▶ [WHAT THE TASK ASKS]:
The records beneath should be printed exactly, and the pictures are to be left out.

▶ [INPUT DATA]:
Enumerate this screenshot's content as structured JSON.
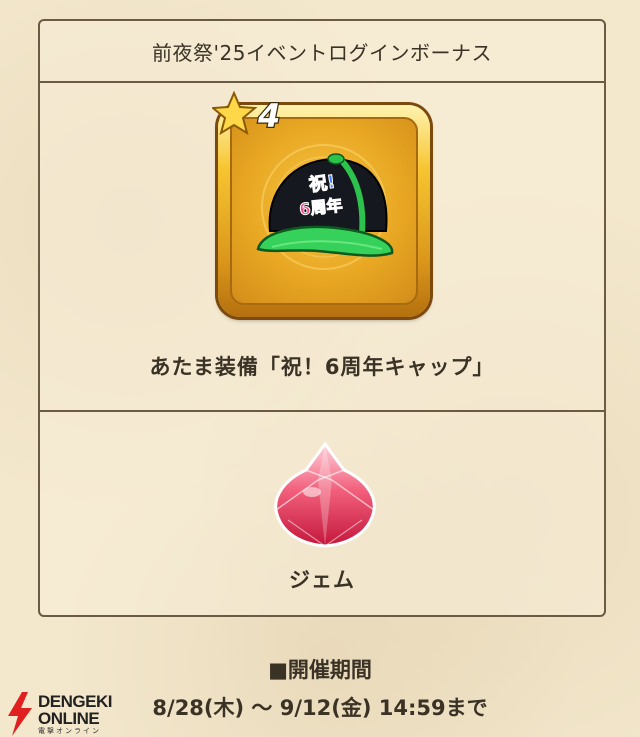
{
  "panel": {
    "title": "前夜祭'25イベントログインボーナス"
  },
  "rewards": [
    {
      "label": "あたま装備「祝！6周年キャップ」",
      "icon": "anniversary-cap-icon",
      "rarity_text": "4",
      "cap_text_line1": "祝!",
      "cap_text_line2": "6周年"
    },
    {
      "label": "ジェム",
      "icon": "gem-icon"
    }
  ],
  "period": {
    "title": "■開催期間",
    "dates": "8/28(木) 〜 9/12(金) 14:59まで"
  },
  "watermark": {
    "line1": "DENGEKI",
    "line2": "ONLINE",
    "line3": "電撃オンライン"
  },
  "colors": {
    "background": "#f3e7cc",
    "border": "#6b5a44",
    "text": "#3b3226",
    "gold": "#f7c531",
    "gem": "#e8425e",
    "watermark_red": "#e02020"
  }
}
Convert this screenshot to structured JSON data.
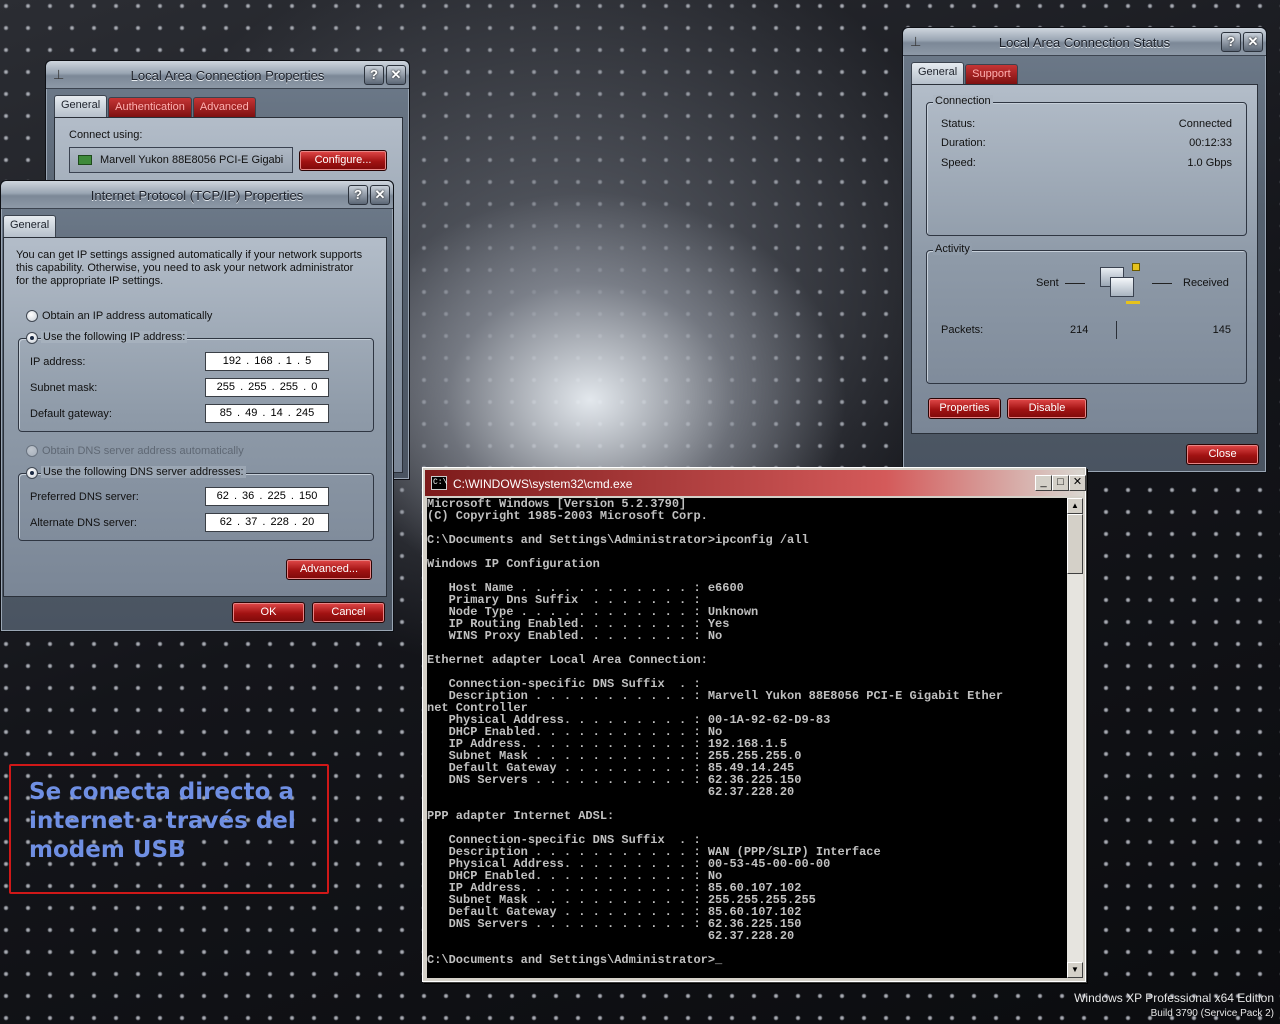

▶ [SOLUTION TO THIS PROBLEM]:
Enumerate this screenshot's content as structured JSON.
{
  "panel": {
    "title": "前夜祭'25イベントログインボーナス"
  },
  "rewards": [
    {
      "label": "あたま装備「祝！6周年キャップ」",
      "icon": "anniversary-cap-icon",
      "rarity_text": "4",
      "cap_text_line1": "祝!",
      "cap_text_line2": "6周年"
    },
    {
      "label": "ジェム",
      "icon": "gem-icon"
    }
  ],
  "period": {
    "title": "■開催期間",
    "dates": "8/28(木) 〜 9/12(金) 14:59まで"
  },
  "watermark": {
    "line1": "DENGEKI",
    "line2": "ONLINE",
    "line3": "電撃オンライン"
  },
  "colors": {
    "background": "#f3e7cc",
    "border": "#6b5a44",
    "text": "#3b3226",
    "gold": "#f7c531",
    "gem": "#e8425e",
    "watermark_red": "#e02020"
  }
}
Convert this screenshot to structured JSON data.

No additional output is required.